RODNEY I believe I should be able to give my young son a light smack for the purposes of correction, and the law says I can't, that I'm a criminal if I do and then we have the Prime Minister saying that if I do do that don't worry he's told the Police not to chase me or CYF's to cause me any trouble, but I actually believe that if I'd like to smack my son with a light smack like my mother for the purposes of correction, that's why my mother gave me a smack.
GUYON Just finally ACT's core and fundamental principles of lower government and extreme care with taxpayer's month, do you think that your finance spokesman Sir Roger Douglas has undermined that message by his defiant taking of taxpayer funded holidays overseas.
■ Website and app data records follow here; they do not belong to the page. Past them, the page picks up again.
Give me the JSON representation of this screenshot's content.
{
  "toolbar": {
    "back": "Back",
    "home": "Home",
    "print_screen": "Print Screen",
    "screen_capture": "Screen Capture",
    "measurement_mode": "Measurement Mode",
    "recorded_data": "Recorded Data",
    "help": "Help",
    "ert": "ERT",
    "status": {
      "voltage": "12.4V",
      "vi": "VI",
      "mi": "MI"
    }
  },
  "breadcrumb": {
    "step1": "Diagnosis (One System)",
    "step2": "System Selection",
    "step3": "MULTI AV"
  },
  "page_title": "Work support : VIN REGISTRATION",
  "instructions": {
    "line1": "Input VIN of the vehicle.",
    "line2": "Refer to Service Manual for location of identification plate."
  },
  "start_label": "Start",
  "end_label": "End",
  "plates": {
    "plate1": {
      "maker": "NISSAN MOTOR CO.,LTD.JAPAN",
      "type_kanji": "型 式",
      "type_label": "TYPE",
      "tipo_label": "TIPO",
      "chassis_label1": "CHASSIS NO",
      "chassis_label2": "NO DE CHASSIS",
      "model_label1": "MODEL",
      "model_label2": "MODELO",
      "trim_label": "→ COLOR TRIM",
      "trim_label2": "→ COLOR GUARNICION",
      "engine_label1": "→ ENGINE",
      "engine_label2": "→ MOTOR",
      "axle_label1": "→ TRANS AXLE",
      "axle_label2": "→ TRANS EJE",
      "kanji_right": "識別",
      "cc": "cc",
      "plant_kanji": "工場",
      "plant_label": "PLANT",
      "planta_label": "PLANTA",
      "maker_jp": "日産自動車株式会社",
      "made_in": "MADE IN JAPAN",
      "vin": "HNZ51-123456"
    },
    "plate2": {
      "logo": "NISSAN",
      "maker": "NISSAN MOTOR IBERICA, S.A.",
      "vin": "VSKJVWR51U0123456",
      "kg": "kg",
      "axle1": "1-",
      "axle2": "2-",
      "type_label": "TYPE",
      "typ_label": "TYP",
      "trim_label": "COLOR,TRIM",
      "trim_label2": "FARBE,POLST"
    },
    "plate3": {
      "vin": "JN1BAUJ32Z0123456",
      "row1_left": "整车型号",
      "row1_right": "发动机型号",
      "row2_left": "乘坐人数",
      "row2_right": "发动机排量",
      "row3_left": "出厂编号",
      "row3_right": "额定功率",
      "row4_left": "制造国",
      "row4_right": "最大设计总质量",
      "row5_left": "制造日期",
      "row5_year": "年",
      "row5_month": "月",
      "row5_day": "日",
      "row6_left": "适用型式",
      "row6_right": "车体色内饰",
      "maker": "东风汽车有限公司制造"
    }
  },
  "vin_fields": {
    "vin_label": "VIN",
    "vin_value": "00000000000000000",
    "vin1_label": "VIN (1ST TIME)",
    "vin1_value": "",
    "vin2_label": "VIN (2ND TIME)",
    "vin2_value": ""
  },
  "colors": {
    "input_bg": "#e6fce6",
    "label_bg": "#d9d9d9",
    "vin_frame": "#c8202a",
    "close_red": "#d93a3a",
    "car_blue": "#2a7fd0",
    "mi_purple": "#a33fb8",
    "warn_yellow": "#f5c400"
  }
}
Do you think that that has undermined ACT's message at all?
RODNEY Oh it hasn't helped, but it's one of the difficulties and that's why I'm so opposed to the perks.
GUYON Have you said to him, Sir Roger take it easy on this, have you said look you need to rein in your travel, have you asked him to do that?
RODNEY Oh actually Roger's been very careful to be fair to him.
GUYON I know but have you asked him that?
RODNEY I've said to him to be very careful, I've said to all our MPs to be careful, but that's the trouble with the perks, I mean what we should do with MPs is we should pay them a salary, and we should cover their expenses and that's should be it. It's when you actually have these systems of perks, and then you sort of lower their salaries presumably because that's always been the argument, you get a lower salary, I don't know whether that's true or not, and then we'll give you these perks. It creates a sort of insane system where you'd be a fool not to take it, and yet when you take it you feel guilty and then when you get attacked in the media. They should do away with the perks. We should just pay MPs, cover their expenses, and that's it, like everyone else.
GUYON Alright, thanks very much for coming in and
joining us, Rodney Hide.